Learn which receipts you should hold onto and why.
Receipts tell the story of your business expenses. Many are essential for filing your taxes. Some are less important and you can eventually discard them. Here's our general advice on keeping receipts.
Do I need to keep my receipts?
Yes. You should hold onto receipts, other than the exceptions listed in the "What receipts do I not need" section.
Receipts are proof of your business expenses. They're a lifesaver in the rare chance you're audited or asked to show documentation. Receipts, along with bills and canceled checks, tell your business history.
How do I keep track of receipts in QuickBooks?
In QuickBooks, you can attach digital copies of receipts to transactions. This lets you keep everything in one place, add notes, and retrieve receipts quickly. QuickBooks Self-Employed also makes smart suggestions for categorizing your expenses for your Schedule C.
- Attach receipts to transactions in QuickBooks Online
- Capture, attach, and create transactions from receipts in QuickBooks Self-Employed
What should be on my receipt?
Most receipts already have the info you need. For business expenses, the IRS wants to see:
- The amount
- The place the transaction took place
- The transaction date
- The “character” (category) of the transaction
Should I keep physical or digital copies?
You can keep either. Do what works best for you. If space is an issue, tax experts say digital receipts are acceptable forms of documentation.
The IRS has minimum requirements for digital receipts.
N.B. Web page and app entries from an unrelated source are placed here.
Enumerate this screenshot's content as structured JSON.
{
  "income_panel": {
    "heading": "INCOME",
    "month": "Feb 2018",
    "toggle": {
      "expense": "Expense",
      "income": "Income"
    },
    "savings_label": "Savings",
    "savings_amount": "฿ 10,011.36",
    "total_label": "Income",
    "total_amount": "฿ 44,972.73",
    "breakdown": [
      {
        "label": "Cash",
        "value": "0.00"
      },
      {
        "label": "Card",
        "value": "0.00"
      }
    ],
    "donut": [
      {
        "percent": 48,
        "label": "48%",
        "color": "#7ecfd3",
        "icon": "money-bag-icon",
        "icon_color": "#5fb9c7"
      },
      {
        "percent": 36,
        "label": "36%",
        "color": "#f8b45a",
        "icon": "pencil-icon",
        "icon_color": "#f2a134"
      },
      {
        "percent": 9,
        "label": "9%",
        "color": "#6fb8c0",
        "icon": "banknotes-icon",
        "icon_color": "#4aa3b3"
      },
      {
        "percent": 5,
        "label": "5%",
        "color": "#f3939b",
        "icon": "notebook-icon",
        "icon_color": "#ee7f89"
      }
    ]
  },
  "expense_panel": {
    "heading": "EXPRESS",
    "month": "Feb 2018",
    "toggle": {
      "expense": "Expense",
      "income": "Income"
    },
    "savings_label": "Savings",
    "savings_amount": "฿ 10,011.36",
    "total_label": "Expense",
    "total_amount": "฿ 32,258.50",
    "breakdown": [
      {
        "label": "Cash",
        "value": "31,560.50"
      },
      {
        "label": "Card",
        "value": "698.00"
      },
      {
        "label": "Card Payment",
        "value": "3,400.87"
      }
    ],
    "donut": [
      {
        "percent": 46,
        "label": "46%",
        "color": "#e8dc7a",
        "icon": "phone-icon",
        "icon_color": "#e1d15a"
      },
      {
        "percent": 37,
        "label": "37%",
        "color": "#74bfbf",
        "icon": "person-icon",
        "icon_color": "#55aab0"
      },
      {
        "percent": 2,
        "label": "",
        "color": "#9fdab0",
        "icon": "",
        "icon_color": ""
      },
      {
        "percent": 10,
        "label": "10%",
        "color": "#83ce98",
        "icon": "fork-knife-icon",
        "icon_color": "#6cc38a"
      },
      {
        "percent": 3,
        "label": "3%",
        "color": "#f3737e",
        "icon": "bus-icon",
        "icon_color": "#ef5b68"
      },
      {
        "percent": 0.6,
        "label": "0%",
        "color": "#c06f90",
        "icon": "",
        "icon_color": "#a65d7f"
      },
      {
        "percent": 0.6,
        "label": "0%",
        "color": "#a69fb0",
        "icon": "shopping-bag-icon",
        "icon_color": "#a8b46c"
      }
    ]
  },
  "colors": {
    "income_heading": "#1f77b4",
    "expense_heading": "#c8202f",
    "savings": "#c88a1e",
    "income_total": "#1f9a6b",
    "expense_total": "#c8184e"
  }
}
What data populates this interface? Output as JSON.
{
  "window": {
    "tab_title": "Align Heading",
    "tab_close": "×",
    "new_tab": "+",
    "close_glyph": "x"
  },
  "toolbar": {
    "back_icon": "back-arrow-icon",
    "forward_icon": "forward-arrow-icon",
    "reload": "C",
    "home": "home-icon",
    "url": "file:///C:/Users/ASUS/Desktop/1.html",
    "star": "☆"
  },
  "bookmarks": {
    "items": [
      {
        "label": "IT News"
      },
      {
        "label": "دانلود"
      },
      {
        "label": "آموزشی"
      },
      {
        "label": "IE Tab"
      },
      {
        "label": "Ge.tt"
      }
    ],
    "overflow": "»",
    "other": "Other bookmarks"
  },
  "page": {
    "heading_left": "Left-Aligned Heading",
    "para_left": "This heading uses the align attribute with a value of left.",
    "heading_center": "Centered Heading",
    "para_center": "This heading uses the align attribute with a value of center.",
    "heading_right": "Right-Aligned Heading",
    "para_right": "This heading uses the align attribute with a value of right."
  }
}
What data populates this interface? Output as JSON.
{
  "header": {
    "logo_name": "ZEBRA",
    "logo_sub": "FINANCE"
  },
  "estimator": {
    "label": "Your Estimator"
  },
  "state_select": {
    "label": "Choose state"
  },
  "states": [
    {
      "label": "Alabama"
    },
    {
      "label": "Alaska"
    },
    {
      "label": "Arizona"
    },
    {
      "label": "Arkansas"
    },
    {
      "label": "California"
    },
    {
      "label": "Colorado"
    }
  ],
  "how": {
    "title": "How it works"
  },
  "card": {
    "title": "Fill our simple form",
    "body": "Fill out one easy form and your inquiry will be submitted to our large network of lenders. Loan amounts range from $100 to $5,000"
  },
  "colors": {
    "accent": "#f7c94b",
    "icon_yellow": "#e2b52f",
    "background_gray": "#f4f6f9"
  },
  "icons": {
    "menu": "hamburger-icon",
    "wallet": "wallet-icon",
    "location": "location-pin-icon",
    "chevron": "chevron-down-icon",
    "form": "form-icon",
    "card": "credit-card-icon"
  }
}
They should be:
- Stored in a secure place that's easy for you to access
- Captured in their original form
- Reproducible for the IRS whenever necessary
Do I need receipts for expenses I plan to claim as deductions?
Yes. Keep thorough records of any expenses you plan to claim as business deductions.
If you're audited, the IRS will take an especially close look at your business deductions. Take extra care with cash expenses. Paper receipts may be your only proof.
What receipts do I not need?
The IRS lists situations when you don't need a receipt. Check the link for full details. In general, there are exceptions for travel, gifts, entertainment, and car expenses:
- You don't need receipts for business expenses that are less $75. For example, you don't need a receipt for a $25 box of donuts you give as a gift to your accountant. Lodging is the exception. You need to document all lodging expenses you claim as travel expenses, regardless of the amount.
- You don't need receipts for transportation expenses when a receipt isn't readily available. Bridge or road tolls are two examples.
- You have a per diem allowance from your employer that includes meals or lodging. (If you're self-employed, you can use federal per diem standards in lieu of an employer.